Set down every record below exactly as it stands, minus the pictures.
-- Data excerpts follows --
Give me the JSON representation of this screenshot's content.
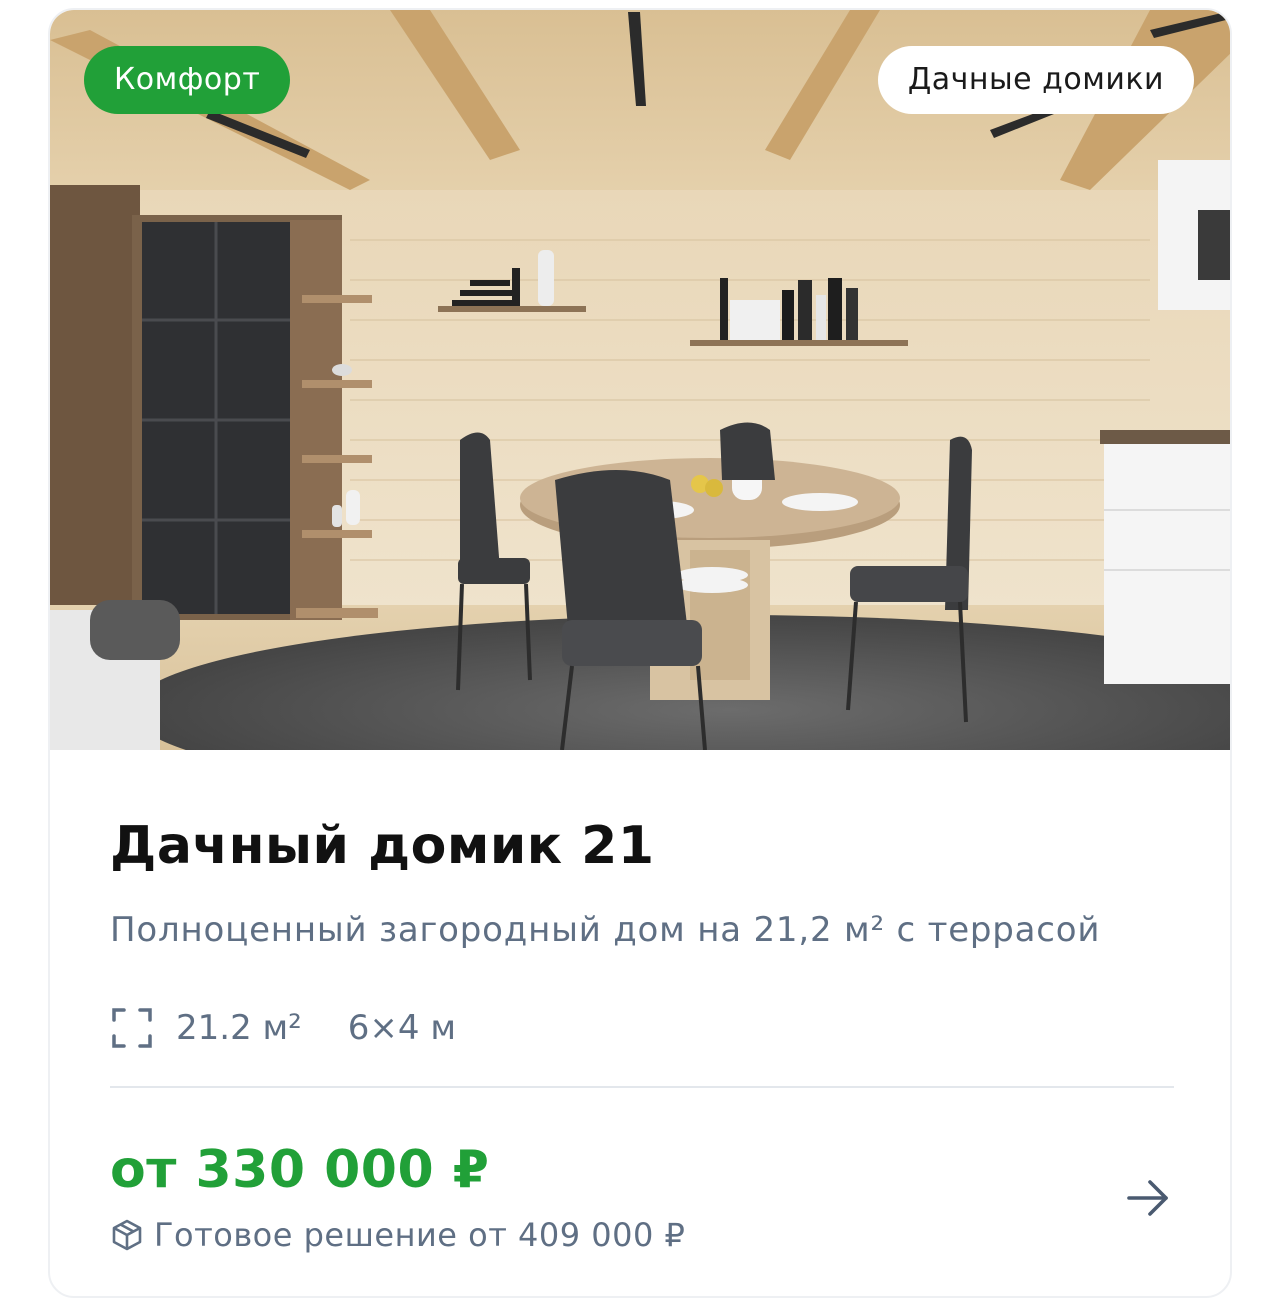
{
  "card": {
    "badge_level": "Комфорт",
    "badge_category": "Дачные домики",
    "title": "Дачный домик 21",
    "subtitle": "Полноценный загородный дом на 21,2 м² с террасой",
    "area": "21.2 м²",
    "dimensions": "6×4 м",
    "price": "от 330 000 ₽",
    "ready_solution": "Готовое решение от 409 000 ₽"
  },
  "icons": {
    "area": "area-frame-icon",
    "ready": "box-icon",
    "arrow": "arrow-right-icon"
  },
  "colors": {
    "accent": "#21a038",
    "muted_text": "#5f6f84",
    "title_text": "#111111"
  }
}
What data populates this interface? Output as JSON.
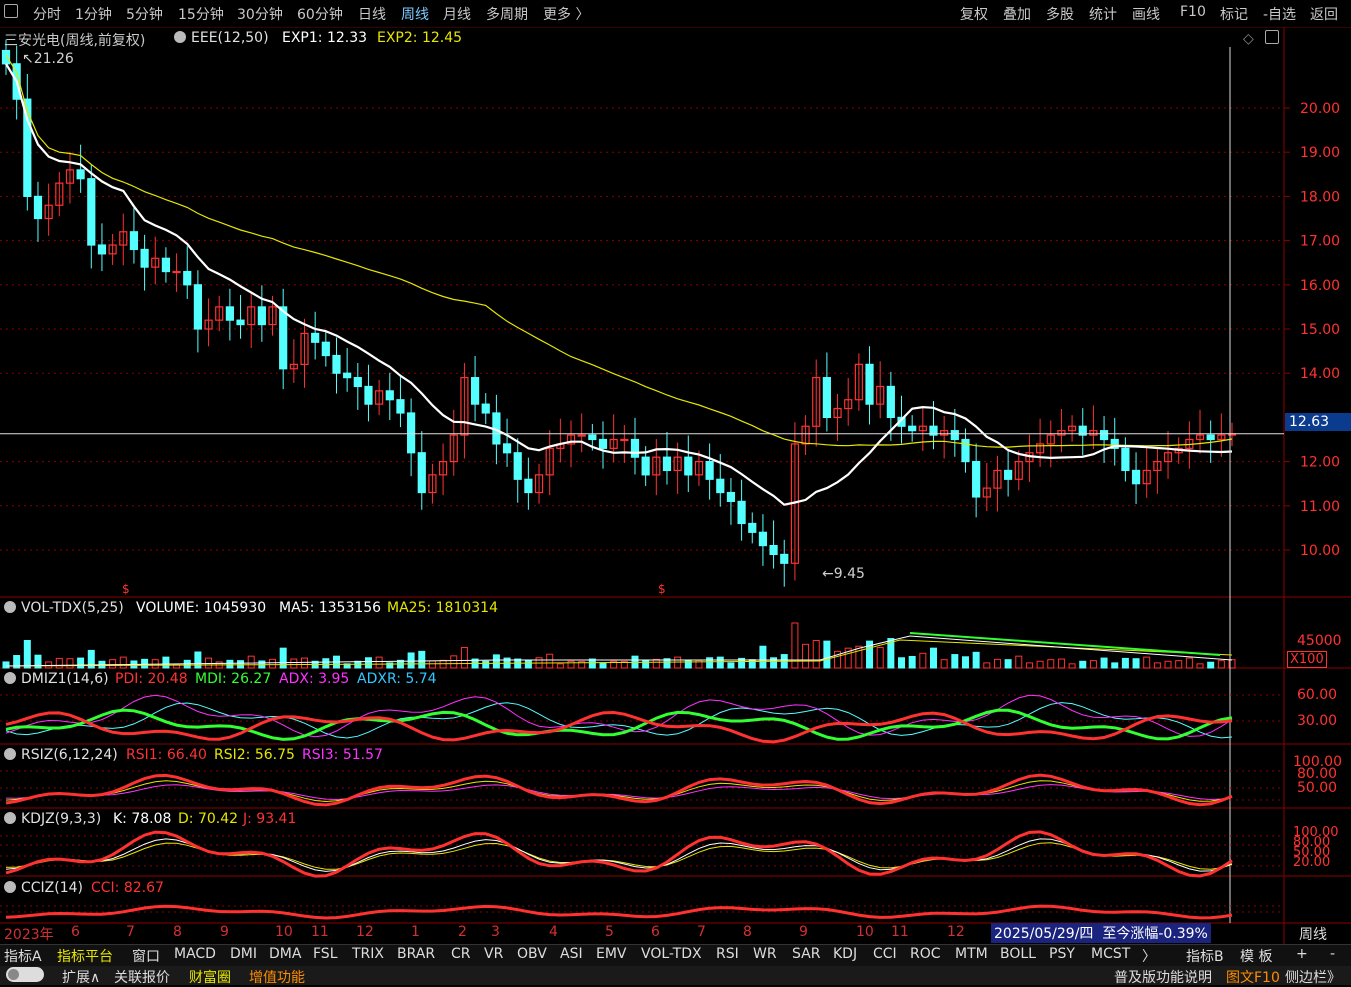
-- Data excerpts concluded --
» Finished task:
Give me the JSON representation of this screenshot's content.
{
  "card": {
    "badge_level": "Комфорт",
    "badge_category": "Дачные домики",
    "title": "Дачный домик 21",
    "subtitle": "Полноценный загородный дом на 21,2 м² с террасой",
    "area": "21.2 м²",
    "dimensions": "6×4 м",
    "price": "от 330 000 ₽",
    "ready_solution": "Готовое решение от 409 000 ₽"
  },
  "icons": {
    "area": "area-frame-icon",
    "ready": "box-icon",
    "arrow": "arrow-right-icon"
  },
  "colors": {
    "accent": "#21a038",
    "muted_text": "#5f6f84",
    "title_text": "#111111"
  }
}
What data populates this interface? Output as JSON.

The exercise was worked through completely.